COVID-19 Information Centre appears at the top of users’ Feeds with authoritative information from organisations such as the World Health Organisation (WHO) and the NHS
This ‘Get the Facts’ section, which is only being released in the US for now, features articles written by independent fact-checking partners that debunk misinformation about the coronavirus.
Facebook’s fact checking partners – including Reuters and Full Fact in the UK – have already been working to reduce the spread of fake news as part of a feature called ‘fact check overlay’.
Offending content posted by friends on the site just appears in the news feed as a blank grey box after it has been deemed dangerous by Facebook, which users can still choose to view.
Facebook said that in March alone, it displayed warnings on about 40 million posts related to COVID-19 based on 4,000 articles reviewed by independent fact-checkers.
When Facebook users saw the warning labels, 95 per cent of the time they did not go on to view the original content.
Once information on the site is rated false by independent fact-checkers, the network reduces its distribution, applies warning labels with more context and finds duplicates.
After being checked by independent fact checkers and deemed false, content such as photos initially appear as a blanked-out square
Facebook said it has already removed hundreds of thousands of pieces of COVID-19 related misinformation that could lead to ‘imminent physical harm’ – examples of which include dangerous claims like ‘drinking bleach cures the virus’.
It is now also removing claims that physical distancing doesn’t help prevent the spread of coronavirus and false claims that 5G technology causes the symptoms or contraction of COVID-19.
The social network’s new update follows news that more 5G phone masts were vandalised by conspiracy theorists over the Easter weekend, including some providing internet to the NHS’s temporary Nightingale hospital in Birmingham.
Facebook said it has directed more than two billion people to resources from WHO and other health authorities through its COVID-19 Information Centre and pop ups on Facebook and Instagram.
Facebook CEO Mark Zuckerberg said that since the start of March, it has also expanded fact-checking coverage to more than a dozen new countries.
The social network works work with over 60 fact-checking organisations that review content in more than 50 languages, he said.
WHAT ARE TECH COMPANIES DOING ABOUT COVID-19?
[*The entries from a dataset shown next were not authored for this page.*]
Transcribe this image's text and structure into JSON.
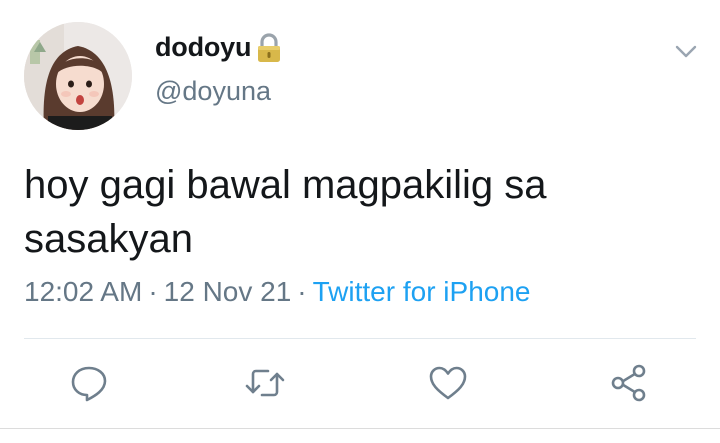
{
  "user": {
    "display_name": "dodoyu",
    "handle": "@doyuna",
    "protected_icon": "lock-icon"
  },
  "tweet": {
    "text": "hoy gagi bawal magpakilig sa sasakyan",
    "time": "12:02 AM",
    "date": "12 Nov 21",
    "separator": "·",
    "source": "Twitter for iPhone"
  },
  "actions": {
    "icons": [
      "reply-icon",
      "retweet-icon",
      "like-icon",
      "share-icon"
    ]
  },
  "colors": {
    "text": "#14171a",
    "secondary": "#657786",
    "link": "#1da1f2",
    "divider": "#e1e8ed"
  }
}
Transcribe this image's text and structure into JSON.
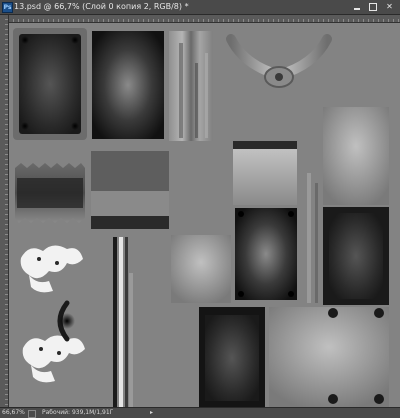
{
  "window": {
    "title": "13.psd @ 66,7% (Слой 0 копия 2, RGB/8) *",
    "app_icon_text": "Ps",
    "minimize_symbol": "",
    "maximize_symbol": "",
    "close_symbol": "✕"
  },
  "status": {
    "zoom": "66,67%",
    "doc_info": "Рабочий: 939,1M/1,91Г",
    "arrow": "▸"
  },
  "colors": {
    "canvas_bg": "#838383",
    "chrome": "#4a4a4a"
  }
}
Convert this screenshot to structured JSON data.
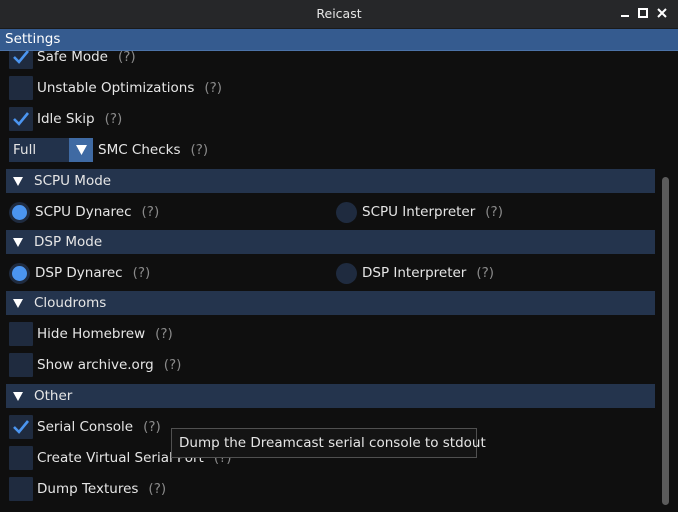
{
  "window": {
    "title": "Reicast"
  },
  "settings_header": "Settings",
  "help_marker": "(?)",
  "top_options": [
    {
      "label": "Safe Mode",
      "checked": true
    },
    {
      "label": "Unstable Optimizations",
      "checked": false
    },
    {
      "label": "Idle Skip",
      "checked": true
    }
  ],
  "smc": {
    "value": "Full",
    "label": "SMC Checks"
  },
  "sections": {
    "scpu": {
      "title": "SCPU Mode",
      "options": [
        {
          "label": "SCPU Dynarec",
          "selected": true
        },
        {
          "label": "SCPU Interpreter",
          "selected": false
        }
      ]
    },
    "dsp": {
      "title": "DSP Mode",
      "options": [
        {
          "label": "DSP Dynarec",
          "selected": true
        },
        {
          "label": "DSP Interpreter",
          "selected": false
        }
      ]
    },
    "cloudroms": {
      "title": "Cloudroms",
      "options": [
        {
          "label": "Hide Homebrew",
          "checked": false
        },
        {
          "label": "Show archive.org",
          "checked": false
        }
      ]
    },
    "other": {
      "title": "Other",
      "options": [
        {
          "label": "Serial Console",
          "checked": true
        },
        {
          "label": "Create Virtual Serial Port",
          "checked": false
        },
        {
          "label": "Dump Textures",
          "checked": false
        }
      ]
    }
  },
  "tooltip": "Dump the Dreamcast serial console to stdout",
  "colors": {
    "accent": "#4b95f0",
    "header": "#355b8f",
    "section": "#24344d",
    "checkbox": "#1f2b3f",
    "background": "#0f0f0f"
  }
}
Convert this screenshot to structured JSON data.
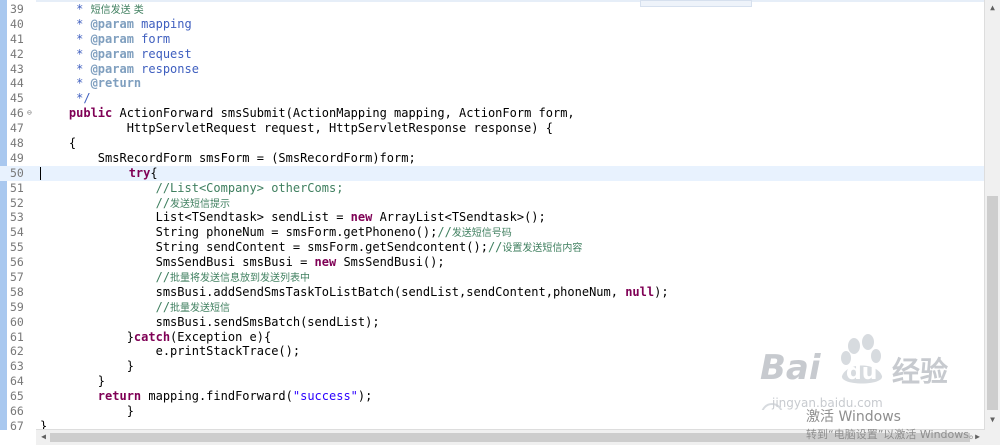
{
  "editor": {
    "lines": [
      {
        "n": "39",
        "segs": [
          {
            "c": "cm",
            "t": "     * "
          },
          {
            "c": "cn",
            "t": "短信发送 类"
          }
        ]
      },
      {
        "n": "40",
        "segs": [
          {
            "c": "cm",
            "t": "     * "
          },
          {
            "c": "tag",
            "t": "@param"
          },
          {
            "c": "cm",
            "t": " mapping"
          }
        ]
      },
      {
        "n": "41",
        "segs": [
          {
            "c": "cm",
            "t": "     * "
          },
          {
            "c": "tag",
            "t": "@param"
          },
          {
            "c": "cm",
            "t": " form"
          }
        ]
      },
      {
        "n": "42",
        "segs": [
          {
            "c": "cm",
            "t": "     * "
          },
          {
            "c": "tag",
            "t": "@param"
          },
          {
            "c": "cm",
            "t": " request"
          }
        ]
      },
      {
        "n": "43",
        "segs": [
          {
            "c": "cm",
            "t": "     * "
          },
          {
            "c": "tag",
            "t": "@param"
          },
          {
            "c": "cm",
            "t": " response"
          }
        ]
      },
      {
        "n": "44",
        "segs": [
          {
            "c": "cm",
            "t": "     * "
          },
          {
            "c": "tag",
            "t": "@return"
          }
        ]
      },
      {
        "n": "45",
        "segs": [
          {
            "c": "cm",
            "t": "     */"
          }
        ]
      },
      {
        "n": "46",
        "fold": true,
        "segs": [
          {
            "c": "",
            "t": "    "
          },
          {
            "c": "kw",
            "t": "public"
          },
          {
            "c": "",
            "t": " ActionForward smsSubmit(ActionMapping mapping, ActionForm form,"
          }
        ]
      },
      {
        "n": "47",
        "segs": [
          {
            "c": "",
            "t": "            HttpServletRequest request, HttpServletResponse response) {"
          }
        ]
      },
      {
        "n": "48",
        "segs": [
          {
            "c": "",
            "t": "    {"
          }
        ]
      },
      {
        "n": "49",
        "segs": [
          {
            "c": "",
            "t": "        SmsRecordForm smsForm = (SmsRecordForm)form;"
          }
        ]
      },
      {
        "n": "50",
        "current": true,
        "segs": [
          {
            "c": "",
            "t": "            "
          },
          {
            "c": "kw",
            "t": "try"
          },
          {
            "c": "",
            "t": "{"
          }
        ]
      },
      {
        "n": "51",
        "segs": [
          {
            "c": "",
            "t": "                "
          },
          {
            "c": "lc",
            "t": "//List<Company> otherComs;"
          }
        ]
      },
      {
        "n": "52",
        "segs": [
          {
            "c": "",
            "t": "                "
          },
          {
            "c": "lc",
            "t": "//"
          },
          {
            "c": "cn",
            "t": "发送短信提示"
          }
        ]
      },
      {
        "n": "53",
        "segs": [
          {
            "c": "",
            "t": "                List<TSendtask> sendList = "
          },
          {
            "c": "kw",
            "t": "new"
          },
          {
            "c": "",
            "t": " ArrayList<TSendtask>();"
          }
        ]
      },
      {
        "n": "54",
        "segs": [
          {
            "c": "",
            "t": "                String phoneNum = smsForm.getPhoneno();"
          },
          {
            "c": "lc",
            "t": "//"
          },
          {
            "c": "cn",
            "t": "发送短信号码"
          }
        ]
      },
      {
        "n": "55",
        "segs": [
          {
            "c": "",
            "t": "                String sendContent = smsForm.getSendcontent();"
          },
          {
            "c": "lc",
            "t": "//"
          },
          {
            "c": "cn",
            "t": "设置发送短信内容"
          }
        ]
      },
      {
        "n": "56",
        "segs": [
          {
            "c": "",
            "t": "                SmsSendBusi smsBusi = "
          },
          {
            "c": "kw",
            "t": "new"
          },
          {
            "c": "",
            "t": " SmsSendBusi();"
          }
        ]
      },
      {
        "n": "57",
        "segs": [
          {
            "c": "",
            "t": "                "
          },
          {
            "c": "lc",
            "t": "//"
          },
          {
            "c": "cn",
            "t": "批量将发送信息放到发送列表中"
          }
        ]
      },
      {
        "n": "58",
        "segs": [
          {
            "c": "",
            "t": "                smsBusi.addSendSmsTaskToListBatch(sendList,sendContent,phoneNum, "
          },
          {
            "c": "kw",
            "t": "null"
          },
          {
            "c": "",
            "t": ");"
          }
        ]
      },
      {
        "n": "59",
        "segs": [
          {
            "c": "",
            "t": "                "
          },
          {
            "c": "lc",
            "t": "//"
          },
          {
            "c": "cn",
            "t": "批量发送短信"
          }
        ]
      },
      {
        "n": "60",
        "segs": [
          {
            "c": "",
            "t": "                smsBusi.sendSmsBatch(sendList);"
          }
        ]
      },
      {
        "n": "61",
        "segs": [
          {
            "c": "",
            "t": "            }"
          },
          {
            "c": "kw",
            "t": "catch"
          },
          {
            "c": "",
            "t": "(Exception e){"
          }
        ]
      },
      {
        "n": "62",
        "segs": [
          {
            "c": "",
            "t": "                e.printStackTrace();"
          }
        ]
      },
      {
        "n": "63",
        "segs": [
          {
            "c": "",
            "t": "            }"
          }
        ]
      },
      {
        "n": "64",
        "segs": [
          {
            "c": "",
            "t": "        }"
          }
        ]
      },
      {
        "n": "65",
        "segs": [
          {
            "c": "",
            "t": "        "
          },
          {
            "c": "kw",
            "t": "return"
          },
          {
            "c": "",
            "t": " mapping.findForward("
          },
          {
            "c": "str",
            "t": "\"success\""
          },
          {
            "c": "",
            "t": ");"
          }
        ]
      },
      {
        "n": "66",
        "segs": [
          {
            "c": "",
            "t": "            }"
          }
        ]
      },
      {
        "n": "67",
        "segs": [
          {
            "c": "",
            "t": "}"
          }
        ]
      }
    ]
  },
  "watermark": {
    "brand": "Bai",
    "brand2": "du",
    "brand_cn": "经验",
    "site": "jingyan.baidu.com"
  },
  "windows_activation": {
    "title": "激活 Windows",
    "subtitle": "转到“电脑设置”以激活 Windows。"
  },
  "colors": {
    "keyword": "#7f0055",
    "javadoc": "#3f5fbf",
    "javadoc_tag": "#7f9fbf",
    "line_comment": "#3f7f5f",
    "string": "#2a00ff",
    "current_line": "#e8f2fe",
    "gutter_bar": "#a9c8ef"
  }
}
The social network is giving the World Health Organisation as many free ads as it needs in a bid to get accurate health information to users of the platform as clearly as possible.
It also launched the ‘Coronavirus Information Centre’ – a dedicated webpage with COVID-19 resources and advice.
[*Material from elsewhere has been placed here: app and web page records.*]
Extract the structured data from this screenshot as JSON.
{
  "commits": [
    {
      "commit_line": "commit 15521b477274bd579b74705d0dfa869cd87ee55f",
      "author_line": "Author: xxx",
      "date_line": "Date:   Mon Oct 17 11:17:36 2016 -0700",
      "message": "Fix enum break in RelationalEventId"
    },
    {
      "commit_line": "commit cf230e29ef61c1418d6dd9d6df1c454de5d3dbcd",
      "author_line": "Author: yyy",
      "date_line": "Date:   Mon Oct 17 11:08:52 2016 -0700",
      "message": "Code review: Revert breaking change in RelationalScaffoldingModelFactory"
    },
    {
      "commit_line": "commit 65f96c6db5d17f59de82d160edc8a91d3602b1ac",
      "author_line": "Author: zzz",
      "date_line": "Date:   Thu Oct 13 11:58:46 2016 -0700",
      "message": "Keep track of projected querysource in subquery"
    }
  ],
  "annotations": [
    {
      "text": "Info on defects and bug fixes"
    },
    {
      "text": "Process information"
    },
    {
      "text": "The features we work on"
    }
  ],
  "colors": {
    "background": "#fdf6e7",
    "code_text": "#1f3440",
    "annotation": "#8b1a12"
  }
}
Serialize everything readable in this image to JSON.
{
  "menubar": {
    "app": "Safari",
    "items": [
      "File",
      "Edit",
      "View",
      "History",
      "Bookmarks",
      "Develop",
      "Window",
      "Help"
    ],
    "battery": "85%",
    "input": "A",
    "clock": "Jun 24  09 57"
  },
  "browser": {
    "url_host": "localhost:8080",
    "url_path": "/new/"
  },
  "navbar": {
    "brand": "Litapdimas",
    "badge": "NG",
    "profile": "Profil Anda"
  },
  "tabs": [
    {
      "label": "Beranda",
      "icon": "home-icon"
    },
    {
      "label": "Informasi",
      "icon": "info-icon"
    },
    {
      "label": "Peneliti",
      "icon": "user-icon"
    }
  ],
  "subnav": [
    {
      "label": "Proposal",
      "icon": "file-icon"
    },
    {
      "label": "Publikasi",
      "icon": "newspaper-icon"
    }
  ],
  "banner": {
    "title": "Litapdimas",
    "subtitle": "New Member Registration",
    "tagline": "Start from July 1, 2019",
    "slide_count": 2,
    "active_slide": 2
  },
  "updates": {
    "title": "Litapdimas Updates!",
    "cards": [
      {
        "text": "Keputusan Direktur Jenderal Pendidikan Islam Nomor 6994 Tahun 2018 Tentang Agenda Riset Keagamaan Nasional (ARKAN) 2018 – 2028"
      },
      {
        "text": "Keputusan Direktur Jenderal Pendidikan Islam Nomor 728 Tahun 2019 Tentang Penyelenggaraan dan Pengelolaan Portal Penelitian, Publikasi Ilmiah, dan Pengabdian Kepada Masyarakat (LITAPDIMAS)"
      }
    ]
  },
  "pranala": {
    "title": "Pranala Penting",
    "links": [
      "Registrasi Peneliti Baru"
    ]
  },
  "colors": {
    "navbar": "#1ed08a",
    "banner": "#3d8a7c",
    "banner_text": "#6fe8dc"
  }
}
This is being promoted at the top of users’ News Feeds, directing them to the latest updates and guidance from the NHS and WHO.
Facebook is also making its Workplace platform available to governments and emergency services for free in a bid to help those dealing with the coronavirus.
All government organisations globally, at a national or local level, are eligible to claim 12 months of free access to the premium tier of Workplace.
Twitter also recently resolved to delete tweets from its site that promote conspiracy theories, misleading or dangerous advice and other harmful ideas relating to coronavirus.
Tweets that deny ‘established scientific facts’ and expert guidance regarding the virus will be marked as harmful and removed, the site said in a blog post.
It gave examples of inaccurate tweets that would be deleted swiftly, including ‘people with dark skin are immune to COVID-19 due to melanin production’, ‘use aromatherapy and essential oils to prevent COVID-19’ and ‘the news about washing your hands is propaganda for soap companies, stop washing your hands!’.
Google also teamed up with WHO to launch an SOS Alert dedicated to the coronavirus, which appears at the top of search results when users type ‘coronavirus’.
The search engine is prioritising information on the virus from the WHO, including official WHO updates on the spread of the virus and how to stay safe.